---- Given entries

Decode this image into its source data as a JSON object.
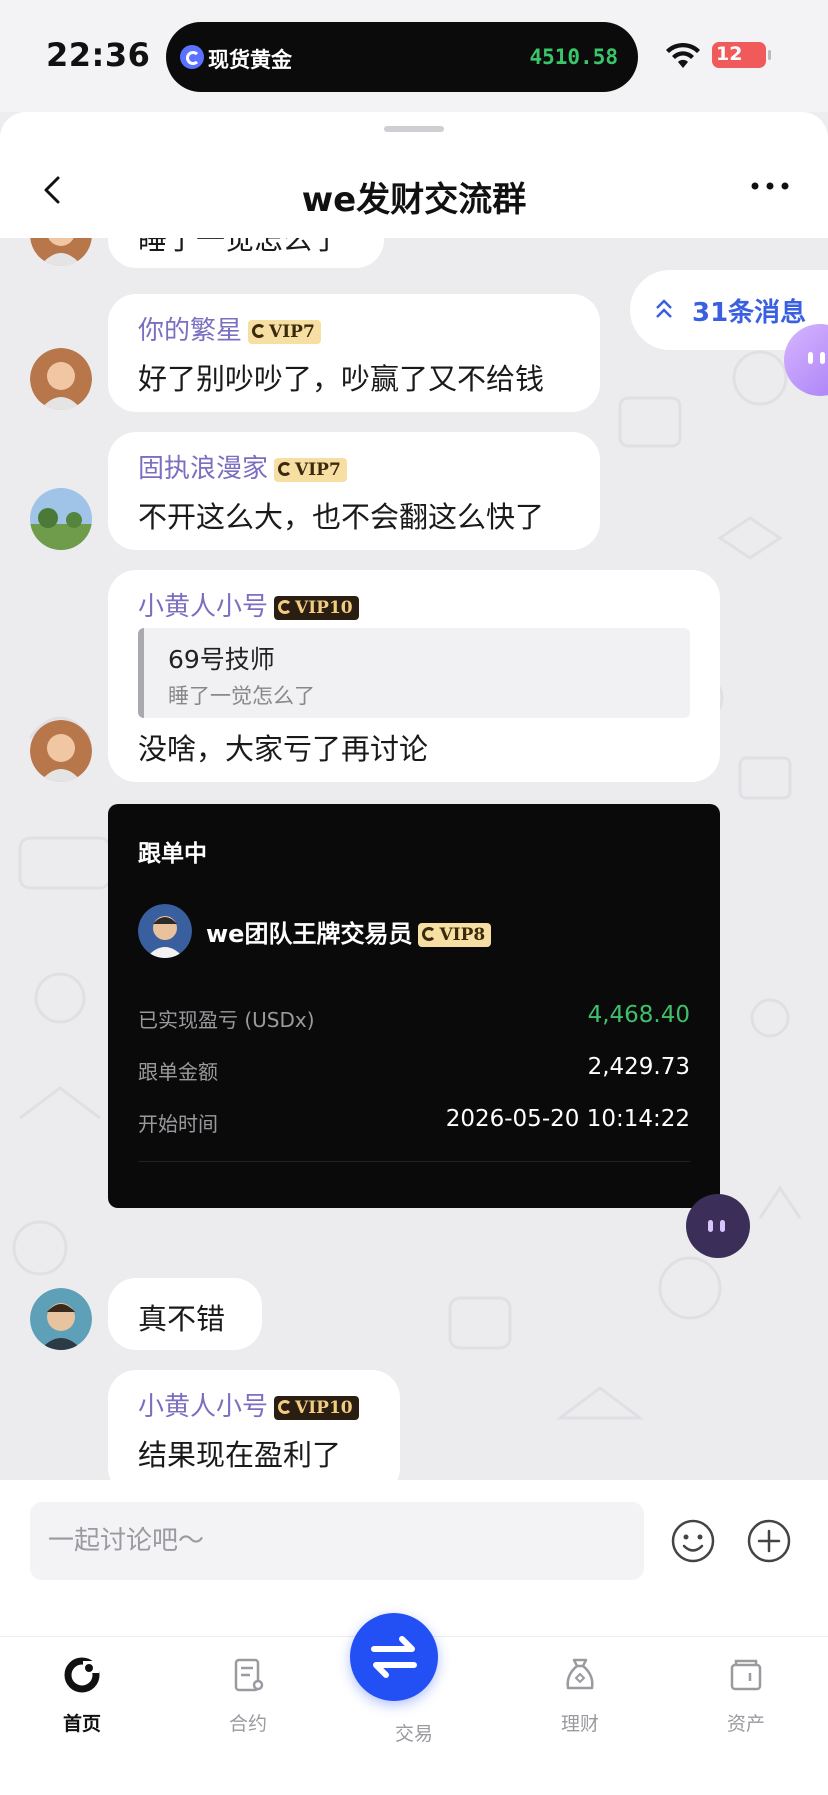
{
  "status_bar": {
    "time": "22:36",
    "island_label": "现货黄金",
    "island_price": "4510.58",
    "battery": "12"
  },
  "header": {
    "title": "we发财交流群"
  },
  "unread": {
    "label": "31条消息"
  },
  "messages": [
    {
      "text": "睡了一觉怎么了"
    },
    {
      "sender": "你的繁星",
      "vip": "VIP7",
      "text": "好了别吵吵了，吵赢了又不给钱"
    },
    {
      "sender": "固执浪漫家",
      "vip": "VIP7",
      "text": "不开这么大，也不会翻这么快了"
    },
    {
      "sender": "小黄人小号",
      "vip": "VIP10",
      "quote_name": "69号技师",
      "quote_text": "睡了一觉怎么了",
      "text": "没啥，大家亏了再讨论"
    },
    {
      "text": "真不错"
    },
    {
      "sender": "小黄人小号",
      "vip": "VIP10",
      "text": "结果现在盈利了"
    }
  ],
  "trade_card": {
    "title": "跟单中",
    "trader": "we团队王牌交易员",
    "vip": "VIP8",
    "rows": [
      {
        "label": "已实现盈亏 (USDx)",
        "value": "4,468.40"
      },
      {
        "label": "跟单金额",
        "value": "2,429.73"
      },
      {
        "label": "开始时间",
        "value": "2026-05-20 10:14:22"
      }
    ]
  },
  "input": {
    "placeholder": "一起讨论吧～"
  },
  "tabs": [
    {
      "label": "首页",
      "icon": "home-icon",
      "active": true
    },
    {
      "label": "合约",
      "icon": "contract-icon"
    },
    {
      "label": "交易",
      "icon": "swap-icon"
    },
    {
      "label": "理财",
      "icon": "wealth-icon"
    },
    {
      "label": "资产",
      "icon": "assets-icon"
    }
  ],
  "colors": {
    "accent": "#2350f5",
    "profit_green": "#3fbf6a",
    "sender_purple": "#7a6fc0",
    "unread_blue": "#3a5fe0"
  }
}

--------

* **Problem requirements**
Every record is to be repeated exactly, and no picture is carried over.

* **Response for this exercise**
Decode this image into its source data as a JSON object.
{
  "status_bar": {
    "time": "22:36",
    "island_label": "现货黄金",
    "island_price": "4510.58",
    "battery": "12"
  },
  "header": {
    "title": "we发财交流群"
  },
  "unread": {
    "label": "31条消息"
  },
  "messages": [
    {
      "text": "睡了一觉怎么了"
    },
    {
      "sender": "你的繁星",
      "vip": "VIP7",
      "text": "好了别吵吵了，吵赢了又不给钱"
    },
    {
      "sender": "固执浪漫家",
      "vip": "VIP7",
      "text": "不开这么大，也不会翻这么快了"
    },
    {
      "sender": "小黄人小号",
      "vip": "VIP10",
      "quote_name": "69号技师",
      "quote_text": "睡了一觉怎么了",
      "text": "没啥，大家亏了再讨论"
    },
    {
      "text": "真不错"
    },
    {
      "sender": "小黄人小号",
      "vip": "VIP10",
      "text": "结果现在盈利了"
    }
  ],
  "trade_card": {
    "title": "跟单中",
    "trader": "we团队王牌交易员",
    "vip": "VIP8",
    "rows": [
      {
        "label": "已实现盈亏 (USDx)",
        "value": "4,468.40"
      },
      {
        "label": "跟单金额",
        "value": "2,429.73"
      },
      {
        "label": "开始时间",
        "value": "2026-05-20 10:14:22"
      }
    ]
  },
  "input": {
    "placeholder": "一起讨论吧～"
  },
  "tabs": [
    {
      "label": "首页",
      "icon": "home-icon",
      "active": true
    },
    {
      "label": "合约",
      "icon": "contract-icon"
    },
    {
      "label": "交易",
      "icon": "swap-icon"
    },
    {
      "label": "理财",
      "icon": "wealth-icon"
    },
    {
      "label": "资产",
      "icon": "assets-icon"
    }
  ],
  "colors": {
    "accent": "#2350f5",
    "profit_green": "#3fbf6a",
    "sender_purple": "#7a6fc0",
    "unread_blue": "#3a5fe0"
  }
}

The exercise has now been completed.